** EXERCISE DATA follows **

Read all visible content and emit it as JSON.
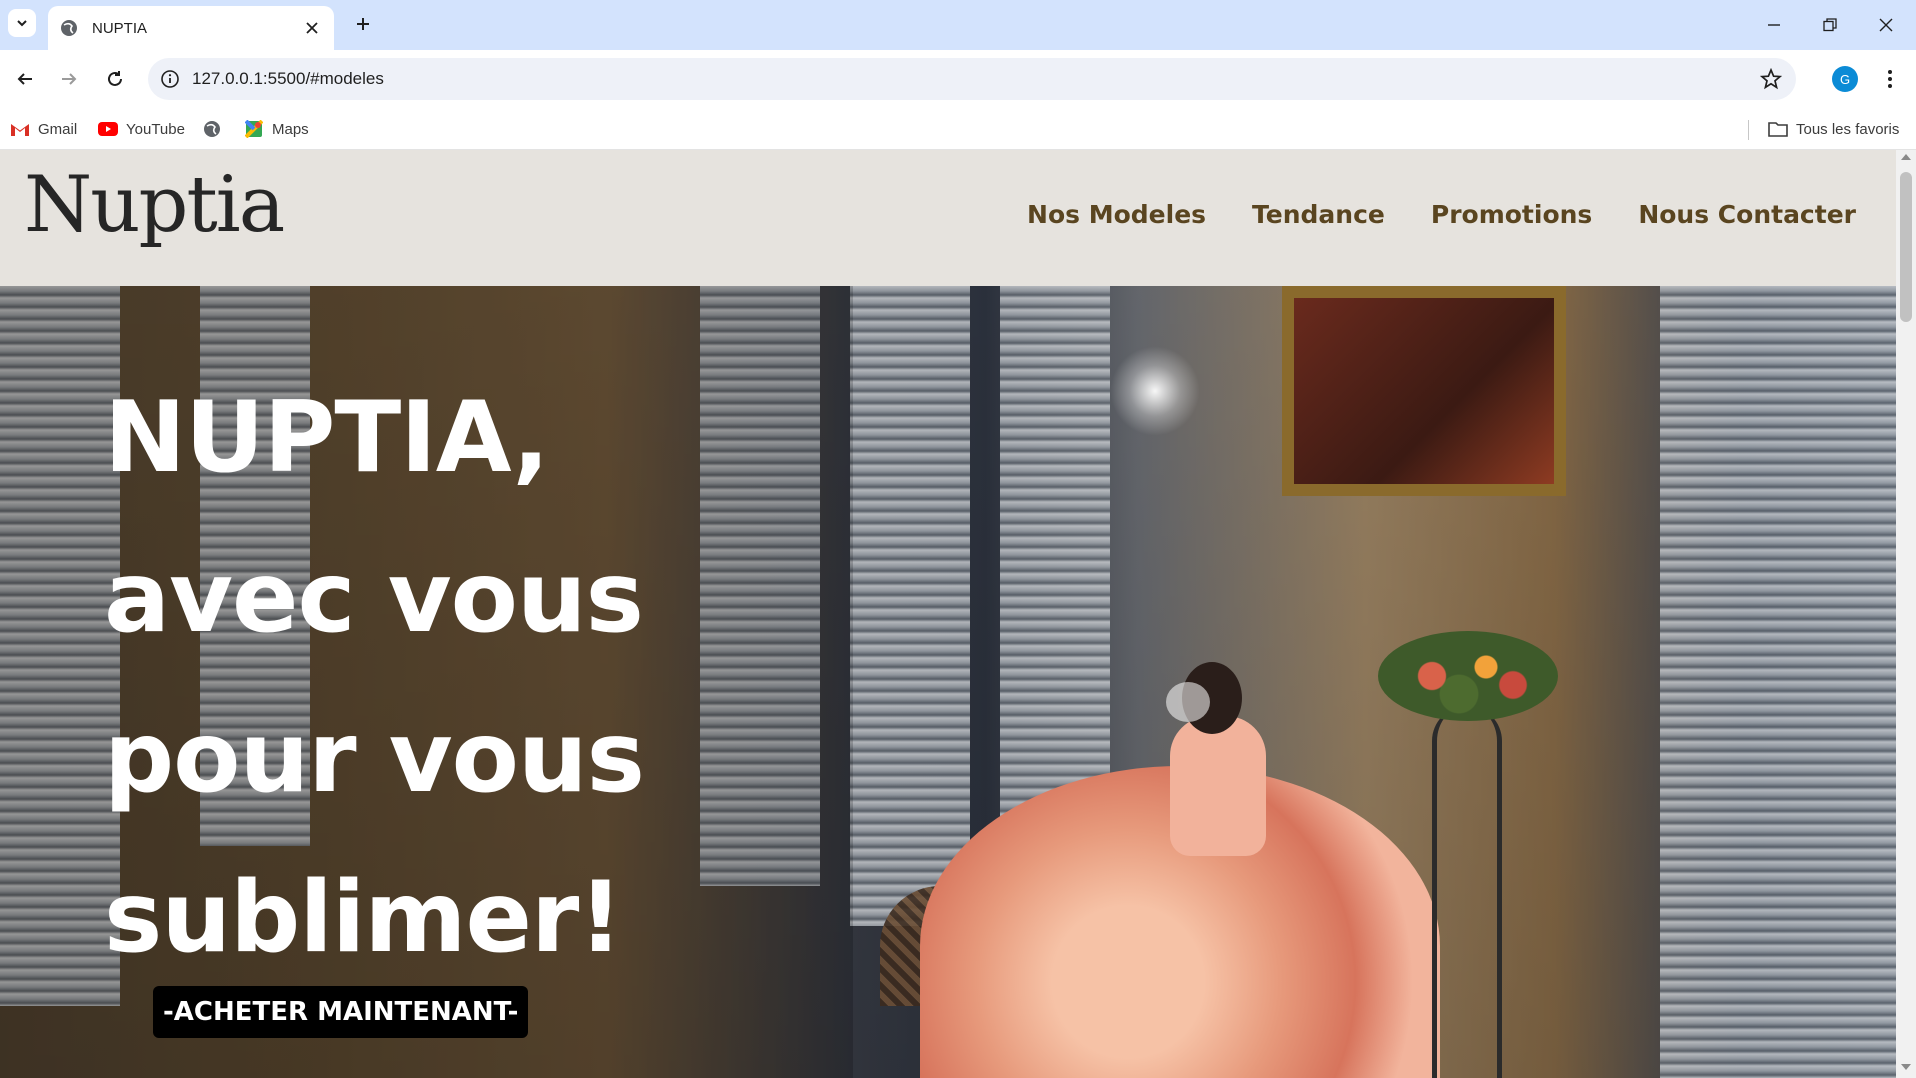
{
  "browser": {
    "tab": {
      "title": "NUPTIA"
    },
    "address_bar": {
      "url": "127.0.0.1:5500/#modeles"
    },
    "profile_initial": "G",
    "bookmarks": [
      {
        "label": "Gmail",
        "icon": "gmail-icon"
      },
      {
        "label": "YouTube",
        "icon": "youtube-icon"
      },
      {
        "label": "",
        "icon": "globe-icon"
      },
      {
        "label": "Maps",
        "icon": "maps-icon"
      }
    ],
    "all_bookmarks_label": "Tous les favoris"
  },
  "site": {
    "logo": "Nuptia",
    "nav": [
      {
        "label": "Nos Modeles"
      },
      {
        "label": "Tendance"
      },
      {
        "label": "Promotions"
      },
      {
        "label": "Nous Contacter"
      }
    ],
    "hero": {
      "title_lines": [
        "NUPTIA,",
        "avec vous",
        "pour vous",
        "sublimer!"
      ],
      "cta_label": "-ACHETER MAINTENANT-"
    }
  },
  "colors": {
    "tabbar_bg": "#d3e3fd",
    "header_bg": "#e6e3de",
    "nav_text": "#5a4520",
    "cta_bg": "#000000",
    "hero_text": "#ffffff"
  }
}
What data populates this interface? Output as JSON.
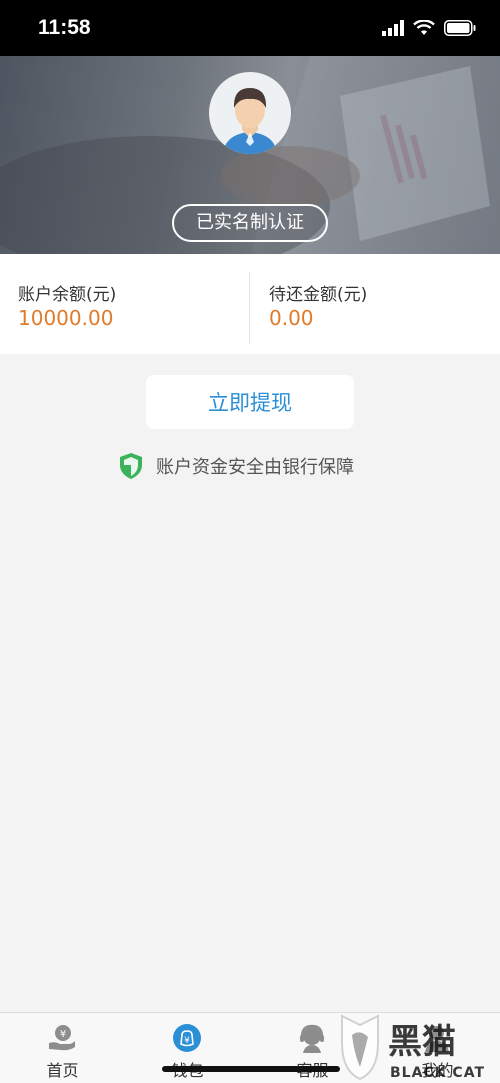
{
  "status_bar": {
    "time": "11:58"
  },
  "header": {
    "verify_badge": "已实名制认证"
  },
  "balance": {
    "account_balance_label": "账户余额(元)",
    "account_balance_value": "10000.00",
    "pending_repay_label": "待还金额(元)",
    "pending_repay_value": "0.00"
  },
  "actions": {
    "withdraw_label": "立即提现"
  },
  "security": {
    "note": "账户资金安全由银行保障"
  },
  "tabs": [
    {
      "label": "首页",
      "icon": "home-money-icon",
      "active": false
    },
    {
      "label": "钱包",
      "icon": "wallet-icon",
      "active": true
    },
    {
      "label": "客服",
      "icon": "customer-service-icon",
      "active": false
    },
    {
      "label": "我的",
      "icon": "profile-icon",
      "active": false
    }
  ],
  "watermark": {
    "cn": "黑猫",
    "en": "BLACK CAT"
  },
  "colors": {
    "accent_blue": "#2b8fd6",
    "amount_orange": "#e07b2a",
    "shield_green": "#3cb35a"
  }
}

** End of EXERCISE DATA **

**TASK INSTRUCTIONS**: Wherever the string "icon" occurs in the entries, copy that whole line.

**FINISHED TASK**:
        "icon": "gmail-icon"
        "icon": "youtube-icon"
        "icon": "globe-icon"
        "icon": "maps-icon"
      "icon": "home-money-icon",
      "icon": "wallet-icon",
      "icon": "customer-service-icon",
      "icon": "profile-icon",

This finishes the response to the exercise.